This latest set of indictments of eleven defendants brings the total number of persons charged to date with fraudulent activities involving the Orleans Parish School Board to twenty-four.
Carl Coleman, former risk manager for the Orleans Parish School System, and Jeffrey Pollitt, a contractor from Texas, were charged on February 6, 2004, with Hobbs Act Conspiracy, as well as income tax violations. Both of those individuals pled guilty as charged and are currently awaiting sentencing. As noted earlier, Lillian Smith Haydel was charged on July 2, 2004 with Hobbs Act Conspiracy. She entered a guilty plea and is awaiting sentencing.
On July 2, 2004, eight individuals including Louis Serrano, Conchetta Carbo, Armtrice Cowart, Tremika Knight Henry, Rachelle Hunter, Monique Landry, Latasha Williams and Tamika Winesberry were charged with Hobbs Act Conspiracy. All defendants, except Conchetta Carbo and Tremika Knight Henry, have pled guilty as charged. Louis Serrano, age 29, was sentenced on December 14, 2004, by United States District Judge Jay Zainey to serve 24 months in a federal penitentiary. Monique Landry, age 28, Latasha Williams, age 31, and Tamika Winesberry, age 31, were all sentenced to three years probation including a special condition of six months of home detention with electronic monitoring and six months of community service. Serrano was ordered to pay restitution of $67,443.83, Landry $4,800.00, Williams $2,400.00 and Winesberry $3,000.00.

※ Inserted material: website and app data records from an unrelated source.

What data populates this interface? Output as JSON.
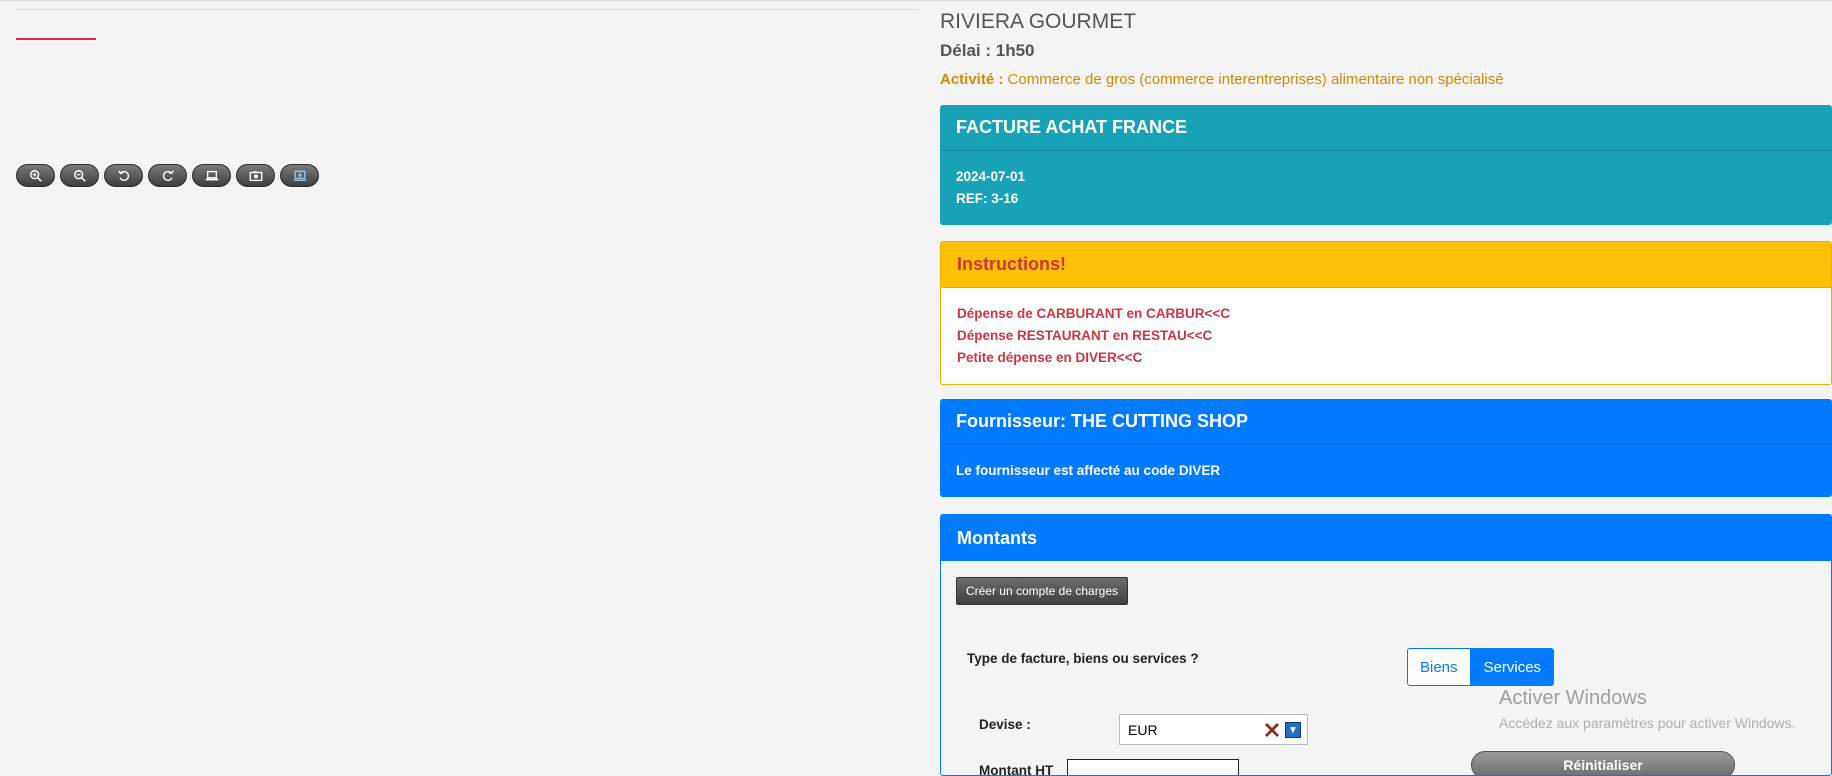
{
  "company": "RIVIERA GOURMET",
  "delai": "Délai : 1h50",
  "activite": {
    "label": "Activité :",
    "value": "Commerce de gros (commerce interentreprises) alimentaire non spécialisé"
  },
  "toolbar": [
    "zoom-in-icon",
    "zoom-out-icon",
    "rotate-left-icon",
    "rotate-right-icon",
    "fit-screen-icon",
    "photo-icon",
    "download-screen-icon"
  ],
  "facture": {
    "title": "FACTURE ACHAT FRANCE",
    "date": "2024-07-01",
    "ref": "REF: 3-16"
  },
  "instructions": {
    "title": "Instructions!",
    "lines": [
      "Dépense de CARBURANT en CARBUR<<C",
      "Dépense RESTAURANT en RESTAU<<C",
      "Petite dépense en DIVER<<C"
    ]
  },
  "fournisseur": {
    "title": "Fournisseur: THE CUTTING SHOP",
    "body": "Le fournisseur est affecté au code DIVER"
  },
  "montants": {
    "title": "Montants",
    "create_button": "Créer un compte de charges",
    "type_label": "Type de facture, biens ou services ?",
    "option_biens": "Biens",
    "option_services": "Services",
    "devise_label": "Devise :",
    "devise_value": "EUR",
    "montant_ht_label": "Montant HT",
    "reset_button": "Réinitialiser"
  },
  "watermark": {
    "title": "Activer Windows",
    "subtitle": "Accédez aux paramètres pour activer Windows."
  },
  "colors": {
    "info": "#17a2b8",
    "warning": "#ffc107",
    "primary": "#007bff",
    "danger_text": "#cc3644",
    "activity": "#d48a00"
  }
}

U. S. District Judge Jay Zainey told Serrano in open court, "You are a thief from the children of the city."
Terri Smith Morant, age 37, of New Orleans, was charged by a Bill of Information filed on July 2, 2004 with stealing nearly a quarter of a million dollars from the school system. She pled guilty as charged on December 8, 2004 and is awaiting sentencing.
Tanya Price was charged with insurance and mail fraud and on March 31, 2004, pled guilty as charged and is currently awaiting sentencing, which is set for March 20, 2005.

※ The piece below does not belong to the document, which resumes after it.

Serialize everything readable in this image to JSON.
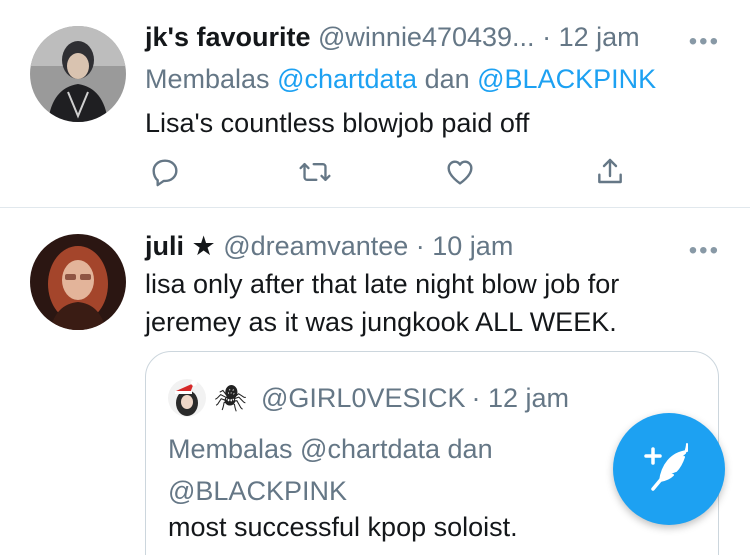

Mr. Letten also reiterated that the indictments are a charge and that the guilt of the defendants must be proven beyond a reasonable doubt.
These cases are being prosecuted by Assistant U.S. Attorneys Carter K. D. Guice, Jr. and G. Dall Kammer, who will continue conducting this important corruption investigation